Locals, sharing stories or dreams over cups of delicious freshly brewed coffee at ‘Kek’, this beautiful coffee and crafts shop.
It is such ordinary moments that give life it’s true flavour.
I think this was what made Vermeer’s paintings so rich.
Despite, painting such deeply private moments and inviting our curiosity, Vermeer also gave his subjects a deep, touching humanity.
The paintings, whether a woman reading a letter or appraising a string of pearls directly engages the reader.
It is this humane and life like quality, which for me makes his paintings so perfect.
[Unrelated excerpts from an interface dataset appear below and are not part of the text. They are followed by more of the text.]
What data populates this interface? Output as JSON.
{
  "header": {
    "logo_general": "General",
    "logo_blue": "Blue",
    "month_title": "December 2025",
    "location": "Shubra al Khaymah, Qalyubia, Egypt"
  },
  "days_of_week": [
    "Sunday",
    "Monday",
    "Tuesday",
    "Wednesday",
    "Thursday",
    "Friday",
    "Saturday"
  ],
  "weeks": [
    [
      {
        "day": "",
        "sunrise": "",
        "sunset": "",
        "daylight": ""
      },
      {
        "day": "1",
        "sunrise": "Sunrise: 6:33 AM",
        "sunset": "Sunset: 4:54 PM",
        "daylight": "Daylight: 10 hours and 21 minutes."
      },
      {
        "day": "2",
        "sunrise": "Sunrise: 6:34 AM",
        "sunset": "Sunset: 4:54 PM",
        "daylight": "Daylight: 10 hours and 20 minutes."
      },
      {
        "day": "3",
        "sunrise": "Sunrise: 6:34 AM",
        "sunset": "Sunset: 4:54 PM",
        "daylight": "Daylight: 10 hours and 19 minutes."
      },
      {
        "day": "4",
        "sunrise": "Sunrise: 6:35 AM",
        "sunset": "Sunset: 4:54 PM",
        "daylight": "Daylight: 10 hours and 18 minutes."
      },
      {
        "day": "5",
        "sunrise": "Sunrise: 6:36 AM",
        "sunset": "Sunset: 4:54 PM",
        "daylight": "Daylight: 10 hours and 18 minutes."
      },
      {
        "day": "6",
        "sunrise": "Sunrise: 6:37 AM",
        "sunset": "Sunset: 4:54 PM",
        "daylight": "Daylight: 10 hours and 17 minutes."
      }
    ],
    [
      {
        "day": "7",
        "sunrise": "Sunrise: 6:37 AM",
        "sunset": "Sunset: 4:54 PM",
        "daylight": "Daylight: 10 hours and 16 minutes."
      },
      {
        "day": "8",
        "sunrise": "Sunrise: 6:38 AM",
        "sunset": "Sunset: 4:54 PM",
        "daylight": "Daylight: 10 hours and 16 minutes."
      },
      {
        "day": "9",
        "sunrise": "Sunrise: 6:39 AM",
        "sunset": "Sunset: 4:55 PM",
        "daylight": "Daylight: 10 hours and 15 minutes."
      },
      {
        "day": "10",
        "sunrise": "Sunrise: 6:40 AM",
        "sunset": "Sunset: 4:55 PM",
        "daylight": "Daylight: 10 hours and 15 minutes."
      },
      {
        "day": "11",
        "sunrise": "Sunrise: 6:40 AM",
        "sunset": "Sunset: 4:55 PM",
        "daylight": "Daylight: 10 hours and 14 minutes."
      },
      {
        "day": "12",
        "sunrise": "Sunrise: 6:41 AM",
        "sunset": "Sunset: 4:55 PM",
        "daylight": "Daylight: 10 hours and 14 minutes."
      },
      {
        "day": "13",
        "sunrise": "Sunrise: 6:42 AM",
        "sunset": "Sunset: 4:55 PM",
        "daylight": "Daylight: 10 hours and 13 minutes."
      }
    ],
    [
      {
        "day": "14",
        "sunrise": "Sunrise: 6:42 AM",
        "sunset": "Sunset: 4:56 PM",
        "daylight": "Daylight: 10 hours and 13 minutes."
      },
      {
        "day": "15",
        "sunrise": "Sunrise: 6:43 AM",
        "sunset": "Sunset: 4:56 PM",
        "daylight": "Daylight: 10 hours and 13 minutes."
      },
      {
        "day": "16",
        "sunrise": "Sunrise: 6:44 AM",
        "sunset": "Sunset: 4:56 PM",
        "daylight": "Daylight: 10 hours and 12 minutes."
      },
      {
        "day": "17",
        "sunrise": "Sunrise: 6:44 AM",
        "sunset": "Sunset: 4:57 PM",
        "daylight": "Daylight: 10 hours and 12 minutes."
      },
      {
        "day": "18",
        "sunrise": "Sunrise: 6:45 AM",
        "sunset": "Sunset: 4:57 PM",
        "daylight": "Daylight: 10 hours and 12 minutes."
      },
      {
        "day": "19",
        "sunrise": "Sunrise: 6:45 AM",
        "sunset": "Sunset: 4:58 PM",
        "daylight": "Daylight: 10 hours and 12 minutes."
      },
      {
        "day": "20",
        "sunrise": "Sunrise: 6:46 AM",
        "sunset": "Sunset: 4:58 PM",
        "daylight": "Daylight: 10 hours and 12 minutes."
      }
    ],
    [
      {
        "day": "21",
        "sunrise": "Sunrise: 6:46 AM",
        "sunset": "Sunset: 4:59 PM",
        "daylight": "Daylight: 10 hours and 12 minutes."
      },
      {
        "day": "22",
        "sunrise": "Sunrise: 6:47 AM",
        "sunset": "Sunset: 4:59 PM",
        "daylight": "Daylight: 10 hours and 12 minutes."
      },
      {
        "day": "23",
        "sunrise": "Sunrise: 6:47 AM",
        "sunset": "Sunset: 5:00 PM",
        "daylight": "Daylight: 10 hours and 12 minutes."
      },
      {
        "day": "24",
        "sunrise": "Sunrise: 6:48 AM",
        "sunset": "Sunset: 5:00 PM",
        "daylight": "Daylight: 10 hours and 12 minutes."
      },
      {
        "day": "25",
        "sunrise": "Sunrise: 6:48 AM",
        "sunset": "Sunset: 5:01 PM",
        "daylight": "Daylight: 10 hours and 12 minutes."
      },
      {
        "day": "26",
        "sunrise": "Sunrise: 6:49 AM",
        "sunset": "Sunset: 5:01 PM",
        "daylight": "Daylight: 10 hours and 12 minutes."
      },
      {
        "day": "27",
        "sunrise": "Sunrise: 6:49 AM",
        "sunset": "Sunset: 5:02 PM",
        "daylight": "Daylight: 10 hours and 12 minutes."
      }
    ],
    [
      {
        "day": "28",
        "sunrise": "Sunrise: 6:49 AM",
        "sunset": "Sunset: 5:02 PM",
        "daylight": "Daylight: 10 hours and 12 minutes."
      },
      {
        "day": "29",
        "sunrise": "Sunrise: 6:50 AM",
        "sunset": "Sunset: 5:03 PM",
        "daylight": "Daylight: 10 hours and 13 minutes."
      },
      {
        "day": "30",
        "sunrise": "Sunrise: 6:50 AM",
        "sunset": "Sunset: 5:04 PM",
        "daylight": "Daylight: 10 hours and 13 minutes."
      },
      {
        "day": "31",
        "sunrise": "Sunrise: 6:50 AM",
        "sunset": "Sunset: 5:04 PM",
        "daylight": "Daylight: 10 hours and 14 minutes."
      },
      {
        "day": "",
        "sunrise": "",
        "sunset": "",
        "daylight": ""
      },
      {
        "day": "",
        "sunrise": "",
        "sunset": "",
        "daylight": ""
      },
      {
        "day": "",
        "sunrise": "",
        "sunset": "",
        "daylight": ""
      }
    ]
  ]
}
We continue the day in similar vein of extraordinary ‘ordinary’ moments.
Get fun passport style photos taken of us at ‘Kek.’
We then stumbled upon this beautiful pub called ‘De Beierd’ where we had a delicious Soto Ayam soup, washed down with some of the excellent Trappist ‘bockbier’ which is typically brewed at that time of the year.
Then after a cosy afternoon nap, we strolled out into the pitch black night. There is a distinctly cold nip in the air.
Guided by the buzz of locals and jazz notes, we soon find ourselves tucked into this dimly lit bar called ‘De Wijnhaven’ where the bier van de tap is excellent as the banter of the bar staff. Plus they serve here excellent dutch finger food like ‘Kaassouffles’ , ‘Vlammetjes’ and the delicious , crispy ‘Bitterballem.’ served with a tongue tingling mustard dip ( Note: Dutch mustard is great! ) All for just €4 a portion.
A belly full of good food and beer, we dribble our way back to the caravan, led by the canals aglow. Every few steps, we are invited to the gaze through the lit up windows of the canal houses.
Locals, busy doing the everyday ordinary things. Cooking, chatting, watching TV or even drinking a glass of wine.
There’s a timelessness about the images before us.
All we have to do is use your curiosity and imagination to discover the city he painted, lived and breathed.
A quality, I’m sure Vermeer would have approved of.